Consider this long-standing piece of gaming wisdom: only call for a roll when it actually matters to the game. This answers to certain obvious stupidities, like making people roll to walk across the room, but it plays out in a lot more subtle ways. For example, the killer app of the Gumshoe system addresses this issue when dealing with clues in a mystery. Since you need to find clues to move things forward, don't call for a roll, just let people find them. It's a neat trick, though like most such tricks I think the lesson is more useful than the mechanic itself.
The line between what obviously should be rolled for and what should not can get pretty fuzzy and is shaped by GM and player expectations. One game may only expect a roll when something would be considered difficult, while another game might only call for rolls when dramatically appropriate. This is all well and good, and there's a lot to explore in this space, but one thing I rarely see addressed is the question of who is rolling.
This struck me while I was flipping through Cold City this morning. There's an example there of picking a lock, which is used to illustrate the question of when you should or should not call for a roll. CC handles this very clearly - if the lock needs to be picked to move the story forward then don't roll - but the example twigged something in my mind. If I had picked something like lockpick or burglar as my concept, I would feel pretty ripped off if other people got to pick those locks without a roll for the sake of drama.

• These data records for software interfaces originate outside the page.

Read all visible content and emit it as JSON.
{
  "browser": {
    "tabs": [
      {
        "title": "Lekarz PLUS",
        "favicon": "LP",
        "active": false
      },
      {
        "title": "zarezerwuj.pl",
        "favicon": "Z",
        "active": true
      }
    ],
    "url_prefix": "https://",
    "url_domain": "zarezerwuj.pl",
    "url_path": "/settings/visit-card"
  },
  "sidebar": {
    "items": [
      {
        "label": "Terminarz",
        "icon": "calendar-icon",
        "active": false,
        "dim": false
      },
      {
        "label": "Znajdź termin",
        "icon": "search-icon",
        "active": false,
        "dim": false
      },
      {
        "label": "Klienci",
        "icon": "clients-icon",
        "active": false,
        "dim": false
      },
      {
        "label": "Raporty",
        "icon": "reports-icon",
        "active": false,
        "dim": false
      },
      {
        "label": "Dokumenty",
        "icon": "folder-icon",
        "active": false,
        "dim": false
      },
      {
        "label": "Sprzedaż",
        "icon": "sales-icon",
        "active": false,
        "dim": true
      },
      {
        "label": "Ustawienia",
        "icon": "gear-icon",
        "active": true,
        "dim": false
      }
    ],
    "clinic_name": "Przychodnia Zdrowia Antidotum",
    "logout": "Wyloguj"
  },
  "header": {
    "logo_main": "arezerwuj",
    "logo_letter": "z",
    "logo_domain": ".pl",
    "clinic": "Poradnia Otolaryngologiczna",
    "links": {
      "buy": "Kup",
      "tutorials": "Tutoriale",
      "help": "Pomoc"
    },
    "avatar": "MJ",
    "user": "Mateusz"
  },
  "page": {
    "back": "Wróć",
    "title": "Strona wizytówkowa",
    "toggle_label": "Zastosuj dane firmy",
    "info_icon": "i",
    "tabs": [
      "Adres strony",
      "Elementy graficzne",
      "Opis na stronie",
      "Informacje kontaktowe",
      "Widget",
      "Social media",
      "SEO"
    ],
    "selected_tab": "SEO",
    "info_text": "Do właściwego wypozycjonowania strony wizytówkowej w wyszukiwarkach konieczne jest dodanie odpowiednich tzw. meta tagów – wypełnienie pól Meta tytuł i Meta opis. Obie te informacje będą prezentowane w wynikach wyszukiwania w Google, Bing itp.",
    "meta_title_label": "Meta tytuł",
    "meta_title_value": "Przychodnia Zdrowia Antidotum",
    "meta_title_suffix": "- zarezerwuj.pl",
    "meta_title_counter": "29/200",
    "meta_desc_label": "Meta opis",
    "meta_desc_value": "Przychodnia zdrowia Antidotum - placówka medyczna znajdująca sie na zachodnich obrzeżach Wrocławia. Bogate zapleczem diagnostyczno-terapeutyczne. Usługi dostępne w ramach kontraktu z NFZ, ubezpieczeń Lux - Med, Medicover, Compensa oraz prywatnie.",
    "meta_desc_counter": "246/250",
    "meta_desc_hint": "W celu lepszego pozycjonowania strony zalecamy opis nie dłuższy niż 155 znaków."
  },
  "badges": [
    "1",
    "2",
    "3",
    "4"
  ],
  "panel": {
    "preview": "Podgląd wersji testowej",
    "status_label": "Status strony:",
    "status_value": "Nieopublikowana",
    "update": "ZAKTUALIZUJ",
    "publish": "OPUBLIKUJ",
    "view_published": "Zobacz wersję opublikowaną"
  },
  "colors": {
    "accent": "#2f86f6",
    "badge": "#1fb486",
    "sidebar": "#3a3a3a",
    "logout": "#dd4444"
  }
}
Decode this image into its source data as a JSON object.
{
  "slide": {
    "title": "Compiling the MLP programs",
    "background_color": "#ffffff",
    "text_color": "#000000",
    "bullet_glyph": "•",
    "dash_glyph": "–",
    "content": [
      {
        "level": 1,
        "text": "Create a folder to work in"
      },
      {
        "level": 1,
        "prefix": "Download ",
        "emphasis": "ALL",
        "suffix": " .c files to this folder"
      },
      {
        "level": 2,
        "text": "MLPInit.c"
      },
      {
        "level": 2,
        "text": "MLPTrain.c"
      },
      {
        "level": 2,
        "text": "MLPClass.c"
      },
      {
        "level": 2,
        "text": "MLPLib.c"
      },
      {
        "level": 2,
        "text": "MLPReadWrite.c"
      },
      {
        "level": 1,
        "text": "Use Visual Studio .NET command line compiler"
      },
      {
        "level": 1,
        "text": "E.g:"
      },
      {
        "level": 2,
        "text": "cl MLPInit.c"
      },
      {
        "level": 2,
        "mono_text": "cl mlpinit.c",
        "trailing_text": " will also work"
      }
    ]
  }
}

I would feel like my choices are being devalued. I am the lockpicking guy, and if I'm there I should be picking the lock. Even more importantly, if I'm not there, then my absence should matter. Couched in dramatic terms, my absence should make that lock dramatically important because it is not about the lock, it's about me.
This is rarely a problem in systems that call for a roll based on difficulty - in that case the lack of skill will make itself known quickly, and the value of the skill is illustrated - but in any other game, this is something to watch for. On the simplest level, this is a matter of looking for the skills that only one character has taken, and remembering to flag any incidence of that skill as potentially dramatic, especially in the absence of the character, In their presence, you're welcome to forgo rolls so long as it's understood that the reason they can forgo rolls is because the character is awesome.
It also might call for a bit more of a nuanced understanding of the system. For example, if you're playing storyteller and one person has 5 dots in a skill, even if others have 1 or 2 dots, then that skill is still probably their bailiwick, at least in their own mind. Similarly, things like specialties or merits/advantages might be flags of things the character has a stake in.
The bottom line is that it's totally cool to not call for a roll for something that is not going to be fun or interesting, but you need to keep the specifics of your characters in mind when you make those decisions. The decision of when you do and don't call for a roll is a quiet but powerful way to show respect for their role, or to just as easily disrespect it entirely.
1 - The lesson, that you should not let information fail to reach the characters when its needed, is easily ported to other games that call it out less explicitly. it's a great example of a rule teaching a technique.
2 - Cold City is awesome, and I'm totally not criticizing it here, it's just what got me thinking.
3 - Contacts are a great and often problematic illustration of this. Since GMs and published adventures usually have specific NPCs written up to give characters information, thought is rarely given to what contacts the characters do or do not have. That ends up sucking for the guy who actually bought some contacts, because if Joe NPC is always going to show up in accordance with the game's needs, those contacts are effectively flagged as secondary. Not to say every NPC in the game has to flow through the character with contacts, but things need to tilt that way, even if it means rewriting or re-using the occasional NPC.